Helaine volunteers regularly for brain research and for literacy organizations including First Book. She’s also a certified pyrotechnician, so expect fireworks at any time. helainebecker.com
Acclaimed Poet and Novelist Helen Humphreys
Fiction, Non-Fiction, or Poetry? Choosing a Container for your Writing
Date: Friday, April 12, 2019
Time: 1 to 4 pm
Audience: aspiring writers
This workshop will examine the benefits and limits of these three different genres, and how to decide what will be the best fit for your material as a writer. Come prepared to write.
Her first novel, Leaving Earth (1997), won the City of Toronto Book Award and was a New York Times Notable Book of the Year. Her second novel, Afterimage (2000), won the Rogers Writers’ Trust Fiction Prize, was nominated for the Commonwealth Writers’ Prize, and was a New York Times Notable Book of the Year. Her third novel, The Lost Garden (2002), was a 2003 Canada Reads selection, a national bestseller, and was also a New York Times Notable Book of the Year. Wild Dogs (2004) won the Lambda Prize for fiction, was optioned for film, and produced as a play at CanStage in Toronto in 2008. Coventry (2008) was a national bestseller and was shortlisted for the Trillium Book Award and the Canadian Authors Association Award for Fiction. It was also a New York Times Editors’ Choice. The Reinvention of Love (2011) was longlisted for the Dublin Impac Literary Award and shortlisted for the Canadian Authors Association Award for Fiction. The Evening Chorus, 2015 was nominated for a Governor General’s Literary Award and was a national bestseller.
Helen Humphrey’s most recent novel is Machine Without Horses, 2018. A seasoned writer stumbles across an obituary and imagination is sparked. The brief words of memoriam describe a woman who was both extraordinary—eccentric, revered in her field, a renowned expert—but also utterly ordinary.
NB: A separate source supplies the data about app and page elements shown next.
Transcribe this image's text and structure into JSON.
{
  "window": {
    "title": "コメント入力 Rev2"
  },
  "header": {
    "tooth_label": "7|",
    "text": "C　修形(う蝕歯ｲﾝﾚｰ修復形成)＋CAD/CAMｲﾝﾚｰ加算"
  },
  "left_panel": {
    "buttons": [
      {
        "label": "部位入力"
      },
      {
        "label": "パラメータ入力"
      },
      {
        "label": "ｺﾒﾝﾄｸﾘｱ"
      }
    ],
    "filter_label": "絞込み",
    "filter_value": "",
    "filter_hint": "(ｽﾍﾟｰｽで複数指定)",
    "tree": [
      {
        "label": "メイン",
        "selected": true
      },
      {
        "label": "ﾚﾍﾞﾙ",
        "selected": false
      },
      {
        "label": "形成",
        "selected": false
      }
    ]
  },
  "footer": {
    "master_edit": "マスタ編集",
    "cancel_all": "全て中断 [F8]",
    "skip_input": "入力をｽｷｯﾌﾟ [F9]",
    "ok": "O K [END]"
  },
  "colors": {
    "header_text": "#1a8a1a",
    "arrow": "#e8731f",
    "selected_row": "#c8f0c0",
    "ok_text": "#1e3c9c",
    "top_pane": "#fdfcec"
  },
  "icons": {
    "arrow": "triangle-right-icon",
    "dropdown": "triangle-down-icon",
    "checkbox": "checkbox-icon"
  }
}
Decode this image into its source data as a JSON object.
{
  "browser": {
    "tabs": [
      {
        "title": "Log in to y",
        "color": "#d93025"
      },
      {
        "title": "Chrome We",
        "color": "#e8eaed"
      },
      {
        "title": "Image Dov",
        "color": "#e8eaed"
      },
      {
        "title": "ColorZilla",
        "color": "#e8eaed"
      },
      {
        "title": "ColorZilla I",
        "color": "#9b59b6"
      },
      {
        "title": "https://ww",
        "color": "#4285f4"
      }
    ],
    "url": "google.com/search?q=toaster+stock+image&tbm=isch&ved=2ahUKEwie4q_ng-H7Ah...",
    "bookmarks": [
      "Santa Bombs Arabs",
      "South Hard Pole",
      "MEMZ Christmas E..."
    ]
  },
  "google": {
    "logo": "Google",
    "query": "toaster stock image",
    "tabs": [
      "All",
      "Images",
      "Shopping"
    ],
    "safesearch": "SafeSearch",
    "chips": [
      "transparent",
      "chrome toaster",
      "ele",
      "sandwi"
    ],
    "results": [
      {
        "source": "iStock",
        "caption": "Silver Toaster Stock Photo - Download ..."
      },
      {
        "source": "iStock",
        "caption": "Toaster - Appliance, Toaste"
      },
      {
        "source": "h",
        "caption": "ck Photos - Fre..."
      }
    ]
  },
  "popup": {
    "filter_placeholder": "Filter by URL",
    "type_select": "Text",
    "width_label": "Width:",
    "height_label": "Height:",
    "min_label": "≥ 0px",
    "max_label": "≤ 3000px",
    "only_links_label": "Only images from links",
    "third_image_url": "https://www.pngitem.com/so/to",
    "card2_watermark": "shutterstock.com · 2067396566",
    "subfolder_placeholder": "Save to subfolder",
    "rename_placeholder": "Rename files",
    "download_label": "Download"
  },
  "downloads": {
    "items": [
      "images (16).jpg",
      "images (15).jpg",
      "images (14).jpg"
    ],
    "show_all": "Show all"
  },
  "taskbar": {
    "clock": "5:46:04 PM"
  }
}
How does a writer, intrigued by all that isn’t said, create a story? Capture an unknowable woman and all the secret passions, choices and compromises that make up a life? explores the real life and the imagined internal life of the famous and famously private salmon-fly dresser, Megan Boyd, a craftswoman who worked for sixty years out of a bare-bones cottage in a small village in the north of Scotland. Humphreys, both present in the story and its architect, reveals with her inimitable style the complicated emotional landscape that can exist under even the most constant surface.
Humphreys’ work of creative non-fiction, The Frozen Thames (2007), was a national bestseller. Her critically acclaimed memoir, Nocturne, was a finalist for the Trillium Book Award.
Her collections of poetry include Gods and Other Mortals (1986); Nuns Looking Anxious, Listening to Radios (1990); and, The Perils of Geography (1995). Her last collection, Anthem (1999), won the Canadian Authors Association Award for Poetry.
The recipient of the Harbourfront Festival Prize for literary excellence, Humphreys lives in Kingston, Ontario. hhumphreys.com